Indeed, for all the attention the data from Nielsen and HBO’s own research team will get, one of the best yardsticks to judge Dragon will be how it impacts HBO Max’s subscriber numbers during the third and fourth quarters of this year, particularly in the U.S. Max’s domestic subscriber base was basically flat during the second quarter of 2022, so if that number grows notably in the second half of the year, Dragon will likely get a lot of the credit. It’ll also be worth monitoring third-party data about subscriber churn for HBO Max in the coming months to see if the show has an impact. But whatever the numbers show, don’t be surprised if the streamer moves very quickly to give Dragon a second-season order. It renewed GoT for its second season two days after the premiere, and given how much the platform has invested in the spinoff, it’s hard to imagine a universe where the show doesn’t get a shot at a second season, particularly given GoT’s track record for building audiences between seasons.

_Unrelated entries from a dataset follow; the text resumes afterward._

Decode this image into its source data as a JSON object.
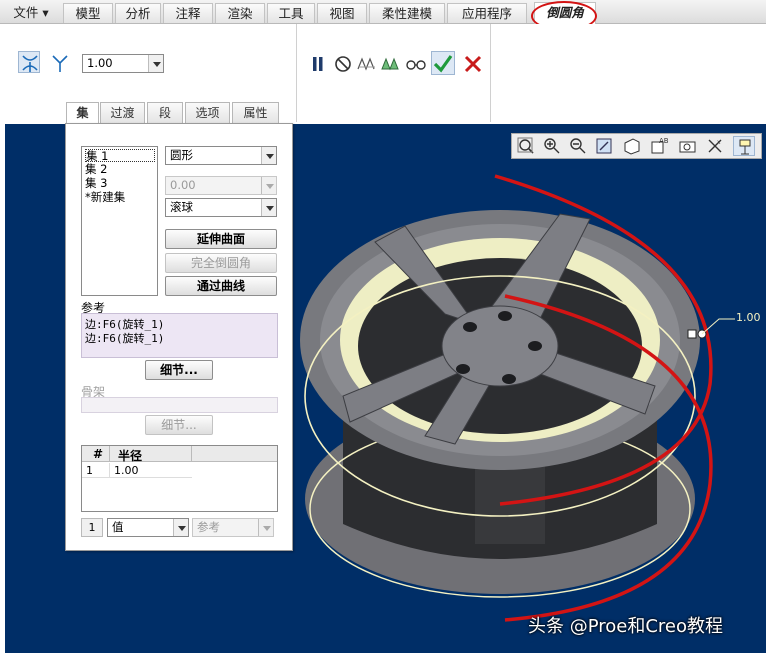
{
  "menu": {
    "file": "文件",
    "tabs": [
      "模型",
      "分析",
      "注释",
      "渲染",
      "工具",
      "视图",
      "柔性建模",
      "应用程序",
      "倒圆角"
    ]
  },
  "ribbon": {
    "radius_value": "1.00"
  },
  "sub_tabs": [
    "集",
    "过渡",
    "段",
    "选项",
    "属性"
  ],
  "panel": {
    "sets": [
      "集 1",
      "集 2",
      "集 3",
      "*新建集"
    ],
    "cross_section": "圆形",
    "distance_value": "0.00",
    "method": "滚球",
    "btn_extend": "延伸曲面",
    "btn_full_round": "完全倒圆角",
    "btn_through_curve": "通过曲线",
    "references_label": "参考",
    "references": [
      "边:F6(旋转_1)",
      "边:F6(旋转_1)"
    ],
    "details_label": "细节...",
    "skeleton_label": "骨架",
    "details2_label": "细节...",
    "table": {
      "headers": [
        "#",
        "半径"
      ],
      "rows": [
        [
          "1",
          "1.00"
        ]
      ]
    },
    "footer_num": "1",
    "footer_value": "值",
    "footer_ref": "参考"
  },
  "viewport": {
    "dimension_label": "1.00"
  },
  "watermark": "头条 @Proe和Creo教程",
  "colors": {
    "viewport_bg": "#002e67",
    "accent_red": "#d31414",
    "selection_blue": "#dde8f5"
  }
}
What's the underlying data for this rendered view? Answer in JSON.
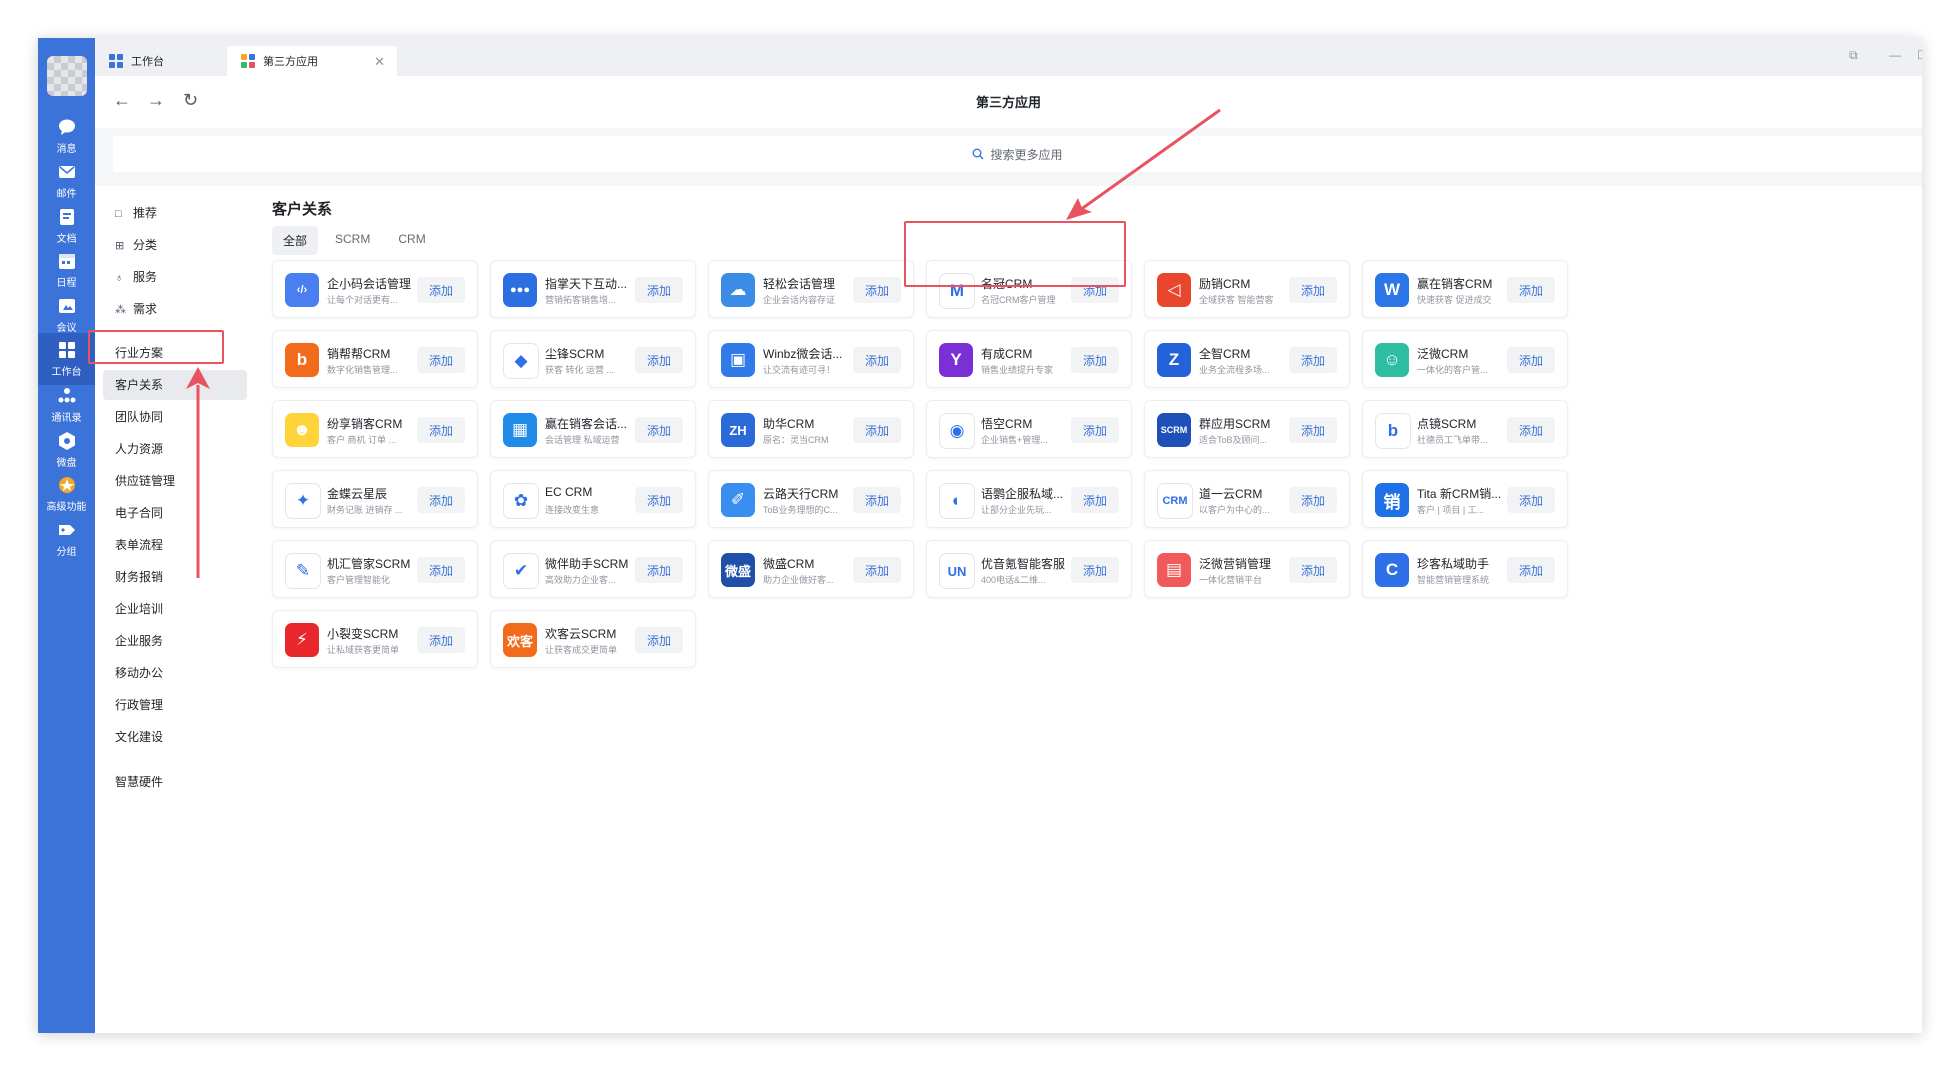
{
  "rail": {
    "items": [
      {
        "label": "消息",
        "icon": "chat-bubble-icon"
      },
      {
        "label": "邮件",
        "icon": "mail-icon"
      },
      {
        "label": "文档",
        "icon": "document-icon"
      },
      {
        "label": "日程",
        "icon": "calendar-icon"
      },
      {
        "label": "会议",
        "icon": "meeting-icon"
      },
      {
        "label": "工作台",
        "icon": "workbench-grid-icon"
      },
      {
        "label": "通讯录",
        "icon": "contacts-icon"
      },
      {
        "label": "微盘",
        "icon": "cloud-drive-icon"
      },
      {
        "label": "高级功能",
        "icon": "premium-icon"
      },
      {
        "label": "分组",
        "icon": "group-tag-icon"
      }
    ],
    "active_index": 5
  },
  "tabs": [
    {
      "label": "工作台"
    },
    {
      "label": "第三方应用",
      "closable": true
    }
  ],
  "window_controls": {
    "restore": "⧉",
    "minimize": "—",
    "maximize": "☐"
  },
  "nav": {
    "back": "←",
    "forward": "→",
    "refresh": "↻",
    "title": "第三方应用"
  },
  "search": {
    "placeholder": "搜索更多应用"
  },
  "sidebar": {
    "top_items": [
      {
        "label": "推荐",
        "icon": "□"
      },
      {
        "label": "分类",
        "icon": "⊞"
      },
      {
        "label": "服务",
        "icon": "♁"
      },
      {
        "label": "需求",
        "icon": "⁂"
      }
    ],
    "categories": [
      "行业方案",
      "客户关系",
      "团队协同",
      "人力资源",
      "供应链管理",
      "电子合同",
      "表单流程",
      "财务报销",
      "企业培训",
      "企业服务",
      "移动办公",
      "行政管理",
      "文化建设"
    ],
    "bottom_item": "智慧硬件",
    "active_category": "客户关系"
  },
  "main": {
    "title": "客户关系",
    "filters": [
      "全部",
      "SCRM",
      "CRM"
    ],
    "active_filter": "全部",
    "add_label": "添加",
    "apps": [
      {
        "name": "企小码会话管理",
        "desc": "让每个对话更有...",
        "color": "#4a7ff0",
        "glyph": "‹/›"
      },
      {
        "name": "指掌天下互动...",
        "desc": "营销拓客销售增...",
        "color": "#2c6fe0",
        "glyph": "●●●"
      },
      {
        "name": "轻松会话管理",
        "desc": "企业会话内容存证",
        "color": "#3b8ce6",
        "glyph": "☁"
      },
      {
        "name": "名冠CRM",
        "desc": "名冠CRM客户管理",
        "color": "#ffffff",
        "glyph": "M"
      },
      {
        "name": "励销CRM",
        "desc": "全域获客 智能营客",
        "color": "#e8472d",
        "glyph": "◁"
      },
      {
        "name": "赢在销客CRM",
        "desc": "快速获客 促进成交",
        "color": "#2c76e8",
        "glyph": "W"
      },
      {
        "name": "销帮帮CRM",
        "desc": "数字化销售管理...",
        "color": "#f26b1d",
        "glyph": "b"
      },
      {
        "name": "尘锋SCRM",
        "desc": "获客 转化 运营 ...",
        "color": "#ffffff",
        "glyph": "◆"
      },
      {
        "name": "Winbz微会话...",
        "desc": "让交流有迹可寻！",
        "color": "#2f7be8",
        "glyph": "▣"
      },
      {
        "name": "有成CRM",
        "desc": "销售业绩提升专家",
        "color": "#7b2fd6",
        "glyph": "Y"
      },
      {
        "name": "全智CRM",
        "desc": "业务全流程多场...",
        "color": "#2362d9",
        "glyph": "Z"
      },
      {
        "name": "泛微CRM",
        "desc": "一体化的客户管...",
        "color": "#2fbda3",
        "glyph": "☺"
      },
      {
        "name": "纷享销客CRM",
        "desc": "客户 商机 订单 ...",
        "color": "#ffd43b",
        "glyph": "☻"
      },
      {
        "name": "赢在销客会话...",
        "desc": "会话管理 私域运营",
        "color": "#1f8ae8",
        "glyph": "▦"
      },
      {
        "name": "助华CRM",
        "desc": "原名：灵当CRM",
        "color": "#2b6ad9",
        "glyph": "ZH"
      },
      {
        "name": "悟空CRM",
        "desc": "企业销售+管理...",
        "color": "#ffffff",
        "glyph": "◉"
      },
      {
        "name": "群应用SCRM",
        "desc": "适合ToB及顾问...",
        "color": "#1f4fb8",
        "glyph": "SCRM"
      },
      {
        "name": "点镜SCRM",
        "desc": "社德员工飞单带...",
        "color": "#ffffff",
        "glyph": "b"
      },
      {
        "name": "金蝶云星辰",
        "desc": "财务记账 进销存 ...",
        "color": "#ffffff",
        "glyph": "✦"
      },
      {
        "name": "EC CRM",
        "desc": "连接改变生意",
        "color": "#ffffff",
        "glyph": "✿"
      },
      {
        "name": "云路天行CRM",
        "desc": "ToB业务理想的C...",
        "color": "#3a8ef0",
        "glyph": "✐"
      },
      {
        "name": "语鹦企服私域...",
        "desc": "让部分企业先玩...",
        "color": "#ffffff",
        "glyph": "◐"
      },
      {
        "name": "道一云CRM",
        "desc": "以客户为中心的...",
        "color": "#ffffff",
        "glyph": "CRM"
      },
      {
        "name": "Tita 新CRM销...",
        "desc": "客户 | 项目 | 工...",
        "color": "#1f6fe8",
        "glyph": "销"
      },
      {
        "name": "机汇管家SCRM",
        "desc": "客户管理智能化",
        "color": "#ffffff",
        "glyph": "✎"
      },
      {
        "name": "微伴助手SCRM",
        "desc": "高效助力企业客...",
        "color": "#ffffff",
        "glyph": "✔"
      },
      {
        "name": "微盛CRM",
        "desc": "助力企业做好客...",
        "color": "#1f4fa8",
        "glyph": "微盛"
      },
      {
        "name": "优音氪智能客服",
        "desc": "400电话&二维...",
        "color": "#ffffff",
        "glyph": "UN"
      },
      {
        "name": "泛微营销管理",
        "desc": "一体化营销平台",
        "color": "#f05a5a",
        "glyph": "▤"
      },
      {
        "name": "珍客私域助手",
        "desc": "智能营销管理系统",
        "color": "#2f6fe8",
        "glyph": "C"
      },
      {
        "name": "小裂变SCRM",
        "desc": "让私域获客更简单",
        "color": "#e8272d",
        "glyph": "⚡"
      },
      {
        "name": "欢客云SCRM",
        "desc": "让获客成交更简单",
        "color": "#f26b1d",
        "glyph": "欢客"
      }
    ]
  }
}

Will there be more spinoffs?

Despite internet speculation to the contrary, Dragon is the only new green-lit series from the GoT universe. “Right now, the only [show] out there is House of the Dragon,” Bloys says when asked about other rumored projects. That said, HBO confirmed years ago that ideas for other GoT-inspired series are in various stages of development, and Bloys says that continues to be the case. Beyond that, however, he’s not willing to say much.

“Part of making television is the development process, and not everything works,” he explains. “There’s a lot of experimentation. So every script or idea that we put in development is reported on like it’s being shot, and it’s just not the case. There are people who think we’re shooting — literally shooting — five to ten other series at the moment. And we’re not. We’re just trying to develop good scripts. And if we feel very strongly about one and we think it’s great, we’ll make another one.”

House of Questions: All Eyes on HBO’s Dragon